Robert Buckland MP is Joint Secretary of the 1922 Committee and Chairs the Conservative Party Human Rights Commission
After fifteen months of public inquiry and three months of negotiation, the Leveson process is nearing its climax. A deal on the wording of a Royal Charter and the precise extent of any accompanying legislation is likely to be confirmed. Otherwise MPs will be facing what has been termed “an historic decision” about the future of our free press. Yes, a legislative version of the Battle of Gettysburg is upon us. The accidental battleground over which this verbal war is to be waged is the report stage of the Crime and Courts Bill, which is as unlikely a setting for this drama as that small Pennsylvanian village was for the turning point of the American Civil War one hundred and fifty years ago.
After the Prime Minister’s surprise announcement on Thursday morning that he was breaking off negotiations about the implementation of the Leveson proposals, initial concerns about the suitability of the Bill for provisions relating to press regulation gave way to a free for all which saw both sides dashing about with drafts and re-drafts of their respective amendments. MPs are now being expected to make decisions on amendments that have only just emerged from the Public Bill Office with the ink still glistening upon them.
The slew of comment pieces in yesterday's newspapers, with their references to slippery slopes and a descent into dictatorship, seems to bear little relationship to what appears on the Order Paper tomorrow. My reading of the Bill documents has been punctuated by phone calls from colleagues and a slew of emails from constituents urging me to do one thing or the other on the issue. There will be no need to prepare a lengthy speech for the debate, because in the proposed Programme Motion, only three hours have been allocated for it. J Alfred Prufrock MP is alive and well at this hour.
What, then, are backbenchers to make of it all? Firstly, it is worth reminding ourselves what Leveson came up with. Did he advocate a system of regulation that would have made a 20th Century dictator proud? Not a bit of it. He proposed a self-regulatory system of press regulation whose membership would remain voluntary, but with some incentives for those who join the system rather than remaining outside. The independent regulator should be verified by an independent board whose sole job will be to check that the regulatory system was working as it should. This part of the Leveson Report really has nothing to do with the day-to-day work of journalists. Of far greater relevance to their work are the Leveson proposals that relate to data protection, which I have huge reservations about and which are not the subject of tomorrow’s debate.
It is worth recalling why the Prime Minister decided to appoint an Inquiry in the first place, too. Some parts of our national press were behaving in ways that affected the lives of innocent people, who were not able to gain appropriate redress for the wrongs that had been done to them. Recourse to costly court actions in libel and breach of privacy remain far out of the reach of most of us, and for the victims of phone hacking, the fact that they remained unaware of this abuse for years made it impossible for the police and criminal justice system to take action too. After years and years of final chances, crunch time has surely come.
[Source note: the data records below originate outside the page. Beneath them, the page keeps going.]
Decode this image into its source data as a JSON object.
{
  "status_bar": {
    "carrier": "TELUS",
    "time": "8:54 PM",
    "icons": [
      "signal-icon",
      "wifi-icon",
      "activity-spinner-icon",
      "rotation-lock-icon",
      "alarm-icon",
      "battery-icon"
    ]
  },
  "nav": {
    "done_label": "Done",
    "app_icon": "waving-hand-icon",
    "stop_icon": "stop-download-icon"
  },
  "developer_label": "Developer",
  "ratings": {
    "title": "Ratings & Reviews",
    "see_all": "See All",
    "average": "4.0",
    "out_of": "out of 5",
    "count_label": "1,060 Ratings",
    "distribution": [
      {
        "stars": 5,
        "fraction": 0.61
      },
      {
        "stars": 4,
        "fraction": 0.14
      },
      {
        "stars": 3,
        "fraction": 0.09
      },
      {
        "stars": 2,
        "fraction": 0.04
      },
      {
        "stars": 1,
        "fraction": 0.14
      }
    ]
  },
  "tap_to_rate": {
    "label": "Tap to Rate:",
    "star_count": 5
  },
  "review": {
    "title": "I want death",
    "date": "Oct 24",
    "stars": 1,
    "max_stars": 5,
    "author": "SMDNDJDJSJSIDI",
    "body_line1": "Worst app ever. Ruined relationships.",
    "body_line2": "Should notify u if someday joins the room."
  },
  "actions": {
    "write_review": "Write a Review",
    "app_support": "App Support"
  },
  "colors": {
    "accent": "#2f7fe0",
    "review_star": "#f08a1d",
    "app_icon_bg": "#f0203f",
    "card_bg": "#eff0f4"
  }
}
In this endgame, then, what is left to debate? Having read both the Government’s draft Royal Charter and that proposed by the Labour Party, the differences between them can hardly be described as massive. I believe that the nature of the differences between the two documents boils down to two key issues: whether or not appointments to the new Regulator should be truly independent of the press and whether the new regulator should have the power to “direct” appropriate remedial action by those in breach of their standards (Lib/Lab Charter), as opposed to having the power to “require” appropriate remedial action (Government Charter).
A truly independent regulator simply has to be able to make appointments in a way that does not give the industry that it is supposed to be regulating an effective veto. As for “require” versus “direct”, people can be forgiven for believing them to be one and the same thing. There is, however, a small but important difference. A “direction” implies mandatory compliance, which is essential if we are to see appropriate remedies for breaches, such as apologies printed with an equal degree of prominence as the original article.
The essence of the argument is no longer a question of whether there should be any legislative underpinning, but a matter of how far this underpinning should go. By tabling about a dozen amendments creating a regime of aggravated damages and increased costs that will apply to those media outlets that choose not to come within the new regulatory system, the Government has already crossed its legislative Rubicon. The Opposition amendments, which already have the support of the Lib Dems and other minority parties, represent a position that, in the absence of a final deal on the terms of a Royal Charter, will be necessary to set out in legislation the terms of reference for an independent regulator that would otherwise have been contained within a Charter. I hope that an agreement can be reached that delivers the Leveson principles. A debate in the Commons could be full of sound and fury, but if it ends up signifying nothing then that will be a damaging failure for all of us.